An additional attribute to set is commit_method. It defaults to PUT, but some services use POST or PATCH to commit changes back to the remote resource.


The way resource classes communicate values between the user and the server are prop objects. These act similarly to Python’s built-in property objects, but they share only the name - they’re not the same.

Properties are set based on the contents of a response body or headers. Based on what your resource returns, you should set props to map those values to ones on your Resource object.

Line 22 sets a prop for timestamp , which will cause the Fake.timestamp attribute to contain the value returned in an X-Timestamp header, such as from a Fake.head request.

Line 24 sets a prop for name, which is a value returned in a body, such as from a Fake.get request. Note from line 12 that name is specified its id attribute, so when this resource is populated from a response, and are the same value.

Line 26 sets a prop which contains an alias. Fake.value will be set when a response body contains a value, or when a header contains X-Resource-Value.

Line 28 specifies a type to be checked before sending the value in a request. In this case, we can only set to either True or False, otherwise a TypeError will be raised if the value can’t be converted to the expected type.


We use Sphinx’s autodoc feature in order to build API documentation for each resource we expose. The attributes we override from Resource don’t need to be documented, but any prop attributes must be. All you need to do is add a comment above the line to document, with a colon following the pound-sign.

Lines 21, 23, 25, and 27-28 are comments which will then appear in the API documentation.
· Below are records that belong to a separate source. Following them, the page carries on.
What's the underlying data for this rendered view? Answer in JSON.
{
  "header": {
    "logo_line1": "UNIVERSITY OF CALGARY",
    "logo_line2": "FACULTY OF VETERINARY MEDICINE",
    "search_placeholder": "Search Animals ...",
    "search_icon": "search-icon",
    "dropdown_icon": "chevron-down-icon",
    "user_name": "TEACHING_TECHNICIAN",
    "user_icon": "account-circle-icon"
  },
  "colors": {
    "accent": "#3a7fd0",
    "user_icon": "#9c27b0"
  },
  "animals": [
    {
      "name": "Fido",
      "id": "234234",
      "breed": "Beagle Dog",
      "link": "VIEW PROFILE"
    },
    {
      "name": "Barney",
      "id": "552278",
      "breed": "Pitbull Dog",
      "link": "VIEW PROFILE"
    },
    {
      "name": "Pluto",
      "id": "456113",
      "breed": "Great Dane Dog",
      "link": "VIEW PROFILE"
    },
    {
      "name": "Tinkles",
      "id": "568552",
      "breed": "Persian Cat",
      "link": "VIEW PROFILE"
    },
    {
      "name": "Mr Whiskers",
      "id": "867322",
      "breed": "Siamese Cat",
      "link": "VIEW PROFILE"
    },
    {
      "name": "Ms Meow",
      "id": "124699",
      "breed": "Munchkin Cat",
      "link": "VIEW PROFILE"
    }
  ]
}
As shown in lines 27 & 28, these comments can span multiple lines.